First, my heart and mind railed against this — free will must matter! they screamed. We must have some control over our destiny!  And then I heard an equally strong (yet noticeably less manic) voice remind me that there is something comforting in the possibility that no one decision — no matter how great — ever throws us truly off course.  Risk can be taken without fear, because it doesn’t really matter; we’re not giving up a much better road for one less so.  It’s all basically the same in the end.  Perhaps had I made different choices at some of those forks in the road, I would still be exactly who I am today, the good and the bad.  Perhaps in a different location, perhaps with slightly different circumstances, but essentially the same woman.  The only thing that is certain is that I will never know.  And that is Regret’s seduction.  The “maybe.”  The tantalizing “what if.”  Perhaps I would be happier if I had done that or hadn’t done this.  Maybe I was short-sighted there or didn’t fully appreciate the value of that.

Oprah used to like to say “If I had known better, I’d have done better.”  So, perhaps with the benefit of experience and reflection, now I know better.  I am not sure what of my regrets can be altered, fixed, changed.  Perhaps none.  Perhaps some can be retrieved and salvaged over time and effort, but possibly not.  Reality is a hard and cold taskmaster, unmoved by sweet and inspiring platitudes that insist that anything is possible.  Under that harsh light, I must come to terms what is past and salvage what might yet be saved.  Regret might indeed be a useful teacher, but I’d like to learn her lessons and move on and away from her.  She feels like a black hole that could swallow and snuff out all hope and optimism if I share her company for too long.

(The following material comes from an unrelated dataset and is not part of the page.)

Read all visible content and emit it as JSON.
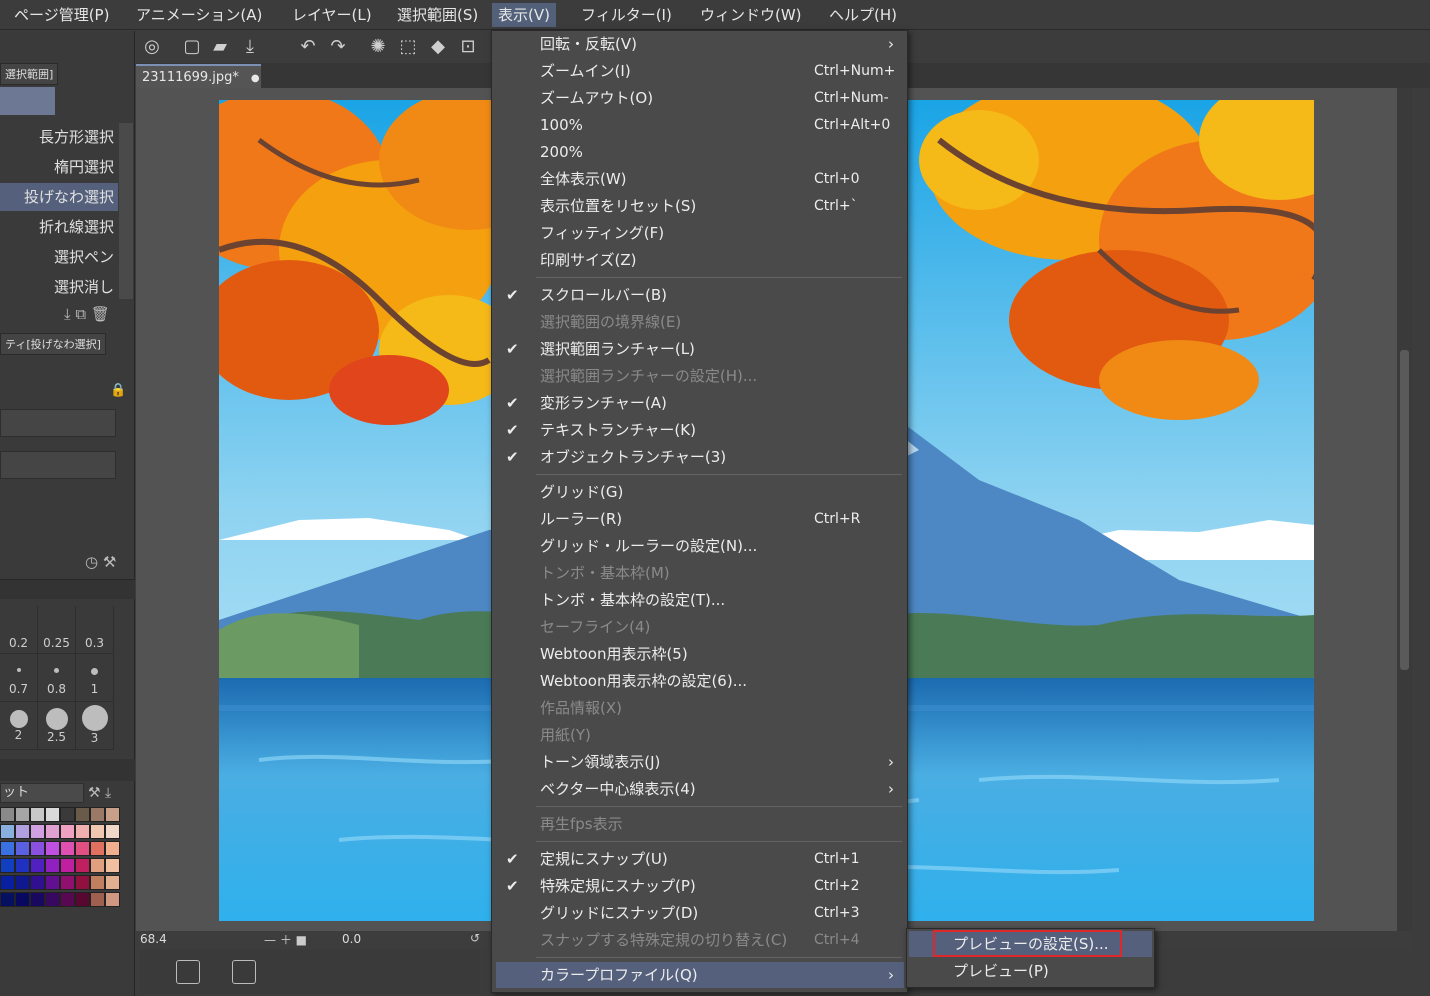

So, hopefully my acquaintance with Regret will be brief.  I am cataloging the things I might change, considering where those roads might have led, wondering which of them might still be options.  But I suppose the main thing I will take away from this time is the sense of Regret as a course correction, as my birth mom said all those years ago.  I will spend just enough time with my regrets to understand why I wish I’d done differently, and then I will be mindful of those discoveries next time, and possibly take a different fork in the road, make a different choice, live a different life.

Or maybe not.  And maybe it doesn’t matter.


Filed under dating, divorce, general musings, healing, love, personal growth, relationships, single mom